Family history of kidney problems
Liz says, “Paul had reflux as a child but it wasn’t picked up until he was 11, and by that stage he’d lost the equivalent of a kidney in terms of function. When Jamie was born, we were living in Switzerland, where Paul was working. There, they do an ultrasound to check for hip dysplasia at six weeks, and they also picked up that Jamie’s kidneys were abnormally large.
“We got a formal diagnosis at four months, and at times were spending 40-50 hours in hospital a week with Jamie having high fevers and severe infections. We were dealing with all of this in a foreign language, without help from our families and were trying so hard for Jamie not to lose any kidney function. It felt like sand slipping through our fingers.
“At nine months they operated, and that was the best thing that could have happened.”
After the couple had returned to the UK, Jamie was treated for a minor issue at Great Ormond Street Hospital (GOSH), and monitored until he was 16. Liz describes their ongoing care for Jamie as a “security blanket”.
First-hand experience of research
She says, “We had seen first-hand the difference research had made in a lifetime, the difference between losing a kidney, and marginal scarring.”
Although Paul’s been able to function with one kidney, he’s had to take blood pressure medication which also has also affected his kidney health. He says, “I was sporty at school and used to swim and run, but I started to get blinding headaches. My blood pressure was so high, they took me to GOSH and I wasn’t able to get out of bed for a month. They didn’t have great treatment for paediatric hypertension and the tablets weren’t nice.
“In all I missed around six months of school and it was hard not being able to do the things other kids were doing.”
Later on, Liz became a trustee of Kids Kidney Research, and met kidney patients who thought if their issues had been picked up in childhood, they would have had a better quality of life. The charity funded projects at GOSH, and later merged with Kidney Research UK.
Because of their experience volunteering and fundraising for the charity and also due to Paul’s experience of having been treated at GOSH as a child, the couple decided to fund a PhD research project at the hospital.
Supporting future research
Paul says, “We wanted to give someone starting a research career, a PhD student, a helping hand. We could have supported a mature researcher, but we decided to support someone at basement level, with the hope they would become leading research fellow in the future.”
The couple were not prescriptive about what area they wanted the research to be in, but simply that it should benefit children with kidney disease, with the aim of preventing more invasive medical treatment later in life.
Liz says, “It’s all about learning more about the kidneys, what works, what doesn’t work, and we wanted it to be for researchers affiliated with GOSH as we have a strong connection there. We helped with the wording of the call out for grant applications, but we’re not scientists and not qualified to choose – it’s a rigorous process.
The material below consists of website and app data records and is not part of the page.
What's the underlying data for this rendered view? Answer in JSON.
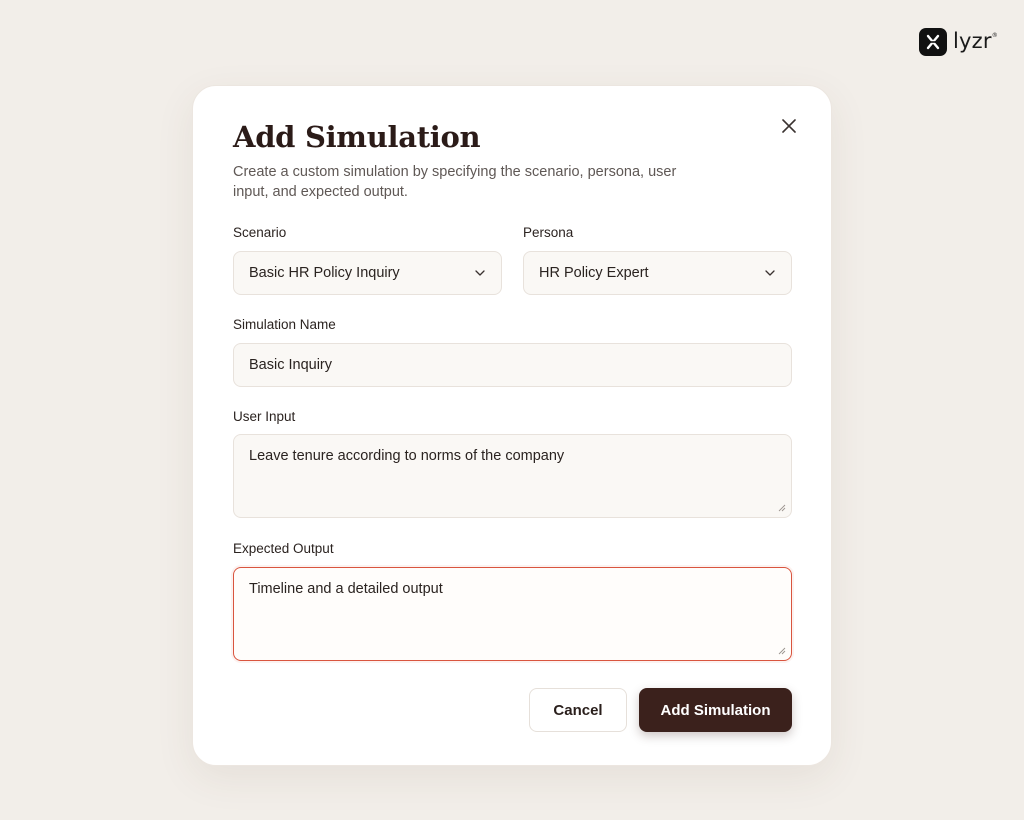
{
  "brand": {
    "name": "lyzr",
    "mark": "®"
  },
  "modal": {
    "title": "Add Simulation",
    "subtitle": "Create a custom simulation by specifying the scenario, persona, user input, and expected output."
  },
  "fields": {
    "scenario": {
      "label": "Scenario",
      "value": "Basic HR Policy Inquiry"
    },
    "persona": {
      "label": "Persona",
      "value": "HR Policy Expert"
    },
    "simulation_name": {
      "label": "Simulation Name",
      "value": "Basic Inquiry"
    },
    "user_input": {
      "label": "User Input",
      "value": "Leave tenure according to norms of the company"
    },
    "expected_output": {
      "label": "Expected Output",
      "value": "Timeline and a detailed output"
    }
  },
  "buttons": {
    "cancel": "Cancel",
    "submit": "Add Simulation"
  },
  "colors": {
    "accent": "#3b211c",
    "focus_border": "#d9553f",
    "background": "#f2eee9"
  }
}
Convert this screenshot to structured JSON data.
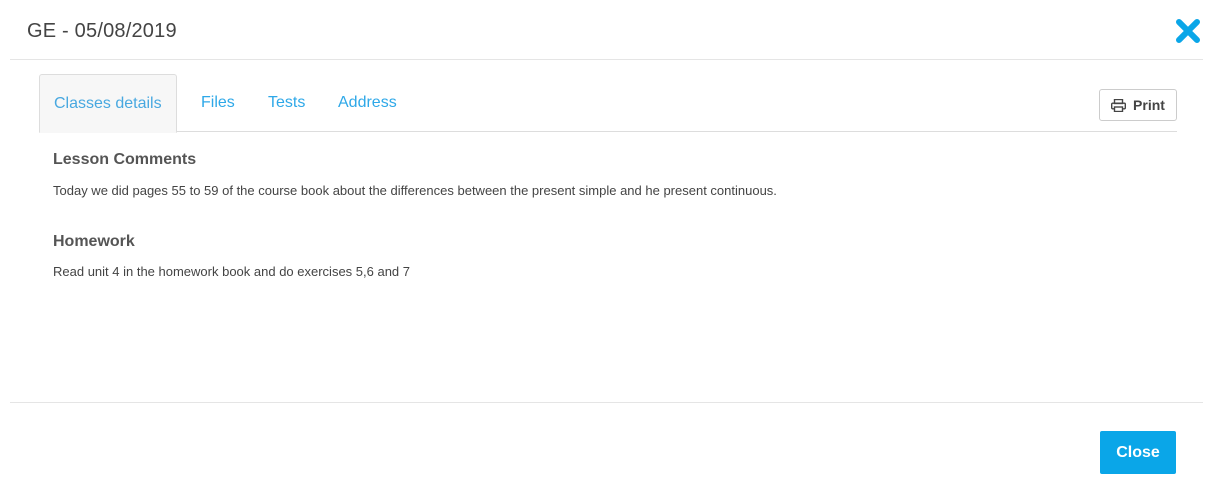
{
  "header": {
    "title": "GE - 05/08/2019",
    "close_icon": "close-x-icon",
    "accent_color": "#0aa6e8"
  },
  "tabs": [
    {
      "label": "Classes details",
      "active": true
    },
    {
      "label": "Files",
      "active": false
    },
    {
      "label": "Tests",
      "active": false
    },
    {
      "label": "Address",
      "active": false
    }
  ],
  "toolbar": {
    "print_label": "Print",
    "print_icon": "printer-icon"
  },
  "content": {
    "lesson_comments": {
      "title": "Lesson Comments",
      "text": "Today we did pages 55 to 59 of the course book about the differences between the present simple and he present continuous."
    },
    "homework": {
      "title": "Homework",
      "text": "Read unit 4 in the homework book and do exercises 5,6 and 7"
    }
  },
  "footer": {
    "close_label": "Close"
  }
}
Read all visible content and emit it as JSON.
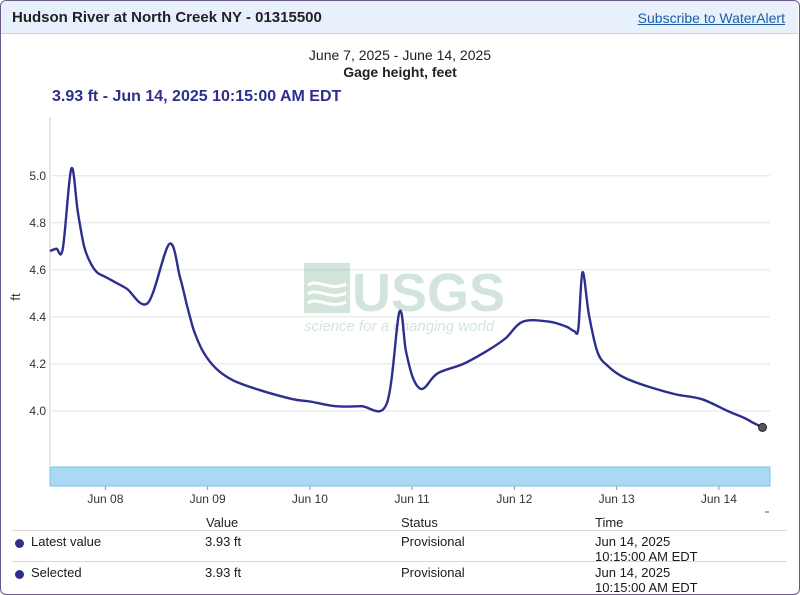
{
  "header": {
    "site_title": "Hudson River at North Creek NY - 01315500",
    "subscribe_label": "Subscribe to WaterAlert"
  },
  "tooltip": "3.93 ft - Jun 14, 2025 10:15:00 AM EDT",
  "watermark": {
    "logo": "USGS",
    "tagline": "science for a changing world"
  },
  "legend": {
    "headers": {
      "value": "Value",
      "status": "Status",
      "time": "Time"
    },
    "rows": [
      {
        "name": "Latest value",
        "value": "3.93 ft",
        "status": "Provisional",
        "time_line1": "Jun 14, 2025",
        "time_line2": "10:15:00 AM EDT"
      },
      {
        "name": "Selected",
        "value": "3.93 ft",
        "status": "Provisional",
        "time_line1": "Jun 14, 2025",
        "time_line2": "10:15:00 AM EDT"
      }
    ]
  },
  "colors": {
    "line": "#2e2e8f",
    "navigator": "#a9d9f5",
    "header_bg": "#e8f0fb",
    "grid": "#e3e3e3"
  },
  "chart_data": {
    "type": "line",
    "title": "June 7, 2025 - June 14, 2025",
    "subtitle": "Gage height, feet",
    "xlabel": "",
    "ylabel": "ft",
    "x_ticks": [
      "Jun 08",
      "Jun 09",
      "Jun 10",
      "Jun 11",
      "Jun 12",
      "Jun 13",
      "Jun 14"
    ],
    "y_ticks": [
      "4.0",
      "4.2",
      "4.4",
      "4.6",
      "4.8",
      "5.0"
    ],
    "ylim": [
      3.77,
      5.25
    ],
    "xlim": [
      "2025-06-07 11:00",
      "2025-06-14 12:00"
    ],
    "grid": true,
    "series": [
      {
        "name": "",
        "x": [
          "2025-06-07 11:00",
          "2025-06-07 12:30",
          "2025-06-07 14:00",
          "2025-06-07 16:00",
          "2025-06-07 17:30",
          "2025-06-07 19:00",
          "2025-06-07 20:30",
          "2025-06-07 22:00",
          "2025-06-08 00:00",
          "2025-06-08 02:00",
          "2025-06-08 05:00",
          "2025-06-08 10:00",
          "2025-06-08 15:00",
          "2025-06-08 17:30",
          "2025-06-08 19:00",
          "2025-06-08 20:00",
          "2025-06-08 21:00",
          "2025-06-08 23:00",
          "2025-06-09 02:00",
          "2025-06-09 06:00",
          "2025-06-09 12:00",
          "2025-06-09 20:00",
          "2025-06-10 00:00",
          "2025-06-10 06:00",
          "2025-06-10 12:00",
          "2025-06-10 18:00",
          "2025-06-10 21:00",
          "2025-06-10 22:30",
          "2025-06-11 00:00",
          "2025-06-11 01:30",
          "2025-06-11 03:00",
          "2025-06-11 06:00",
          "2025-06-11 12:00",
          "2025-06-11 18:00",
          "2025-06-11 22:00",
          "2025-06-12 02:00",
          "2025-06-12 08:00",
          "2025-06-12 12:00",
          "2025-06-12 14:00",
          "2025-06-12 15:00",
          "2025-06-12 16:00",
          "2025-06-12 17:30",
          "2025-06-12 19:30",
          "2025-06-12 22:00",
          "2025-06-13 02:00",
          "2025-06-13 08:00",
          "2025-06-13 14:00",
          "2025-06-13 20:00",
          "2025-06-14 02:00",
          "2025-06-14 06:00",
          "2025-06-14 08:00",
          "2025-06-14 10:15"
        ],
        "y": [
          4.68,
          4.69,
          4.69,
          5.03,
          4.85,
          4.7,
          4.63,
          4.59,
          4.57,
          4.55,
          4.52,
          4.46,
          4.71,
          4.57,
          4.46,
          4.39,
          4.33,
          4.25,
          4.18,
          4.13,
          4.09,
          4.05,
          4.04,
          4.02,
          4.02,
          4.03,
          4.42,
          4.26,
          4.15,
          4.1,
          4.1,
          4.16,
          4.2,
          4.26,
          4.31,
          4.38,
          4.38,
          4.36,
          4.34,
          4.35,
          4.59,
          4.41,
          4.25,
          4.19,
          4.14,
          4.1,
          4.07,
          4.05,
          4.0,
          3.97,
          3.95,
          3.93
        ]
      }
    ],
    "latest_marker": {
      "x": "2025-06-14 10:15",
      "y": 3.93
    }
  }
}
We left the Kidney Research UK panel to pick the best research project possible.”
The charity has chosen to fund a PhD student supervised by Professor David Long, whose research project, “Using three-dimensional human vessels in a dish to understand cardiovascular disease in children with chronic kidney disease”, scored the highest in the grant round.
Cardiovascular disease is a major cause of early death in children with kidney disease and leads to damage to blood vessels, and the research will investigate what drives vascular damage in children with chronic kidney disease.
Paul says, “It would be great to meet Professor Long and the PhD student and see what a difference our funding has made to his work.
“I remember talking to Liz many years ago about things she’d like to do in the future and funding a PhD was high on her list, so now we’ve adopted her idea as a family.”
Liz adds, “We could have left money in a will, but this way we get to enjoy the process. He might not find what he’s looking for, but he’ll find something that will be useful to somebody. It’s obvious the panel felt strongly about it, and it’s great it got such a high score.”
The name of the award was important to them as it reflects how kidney disease has affected their family through the generations.
Paul says, “Our family experience is a major part of why we wanted to support this PhD. At some point, our children will have children, and perhaps someone will research something that will help them, or there will be better therapies. Then our grandchildren, and people like them, won’t even have to face this issue.”
Liz adds, “Our sons are proud of us. Jamie’s happy he got good treatment and now he doesn’t even have to think about his health, whereas his life could have been very different.”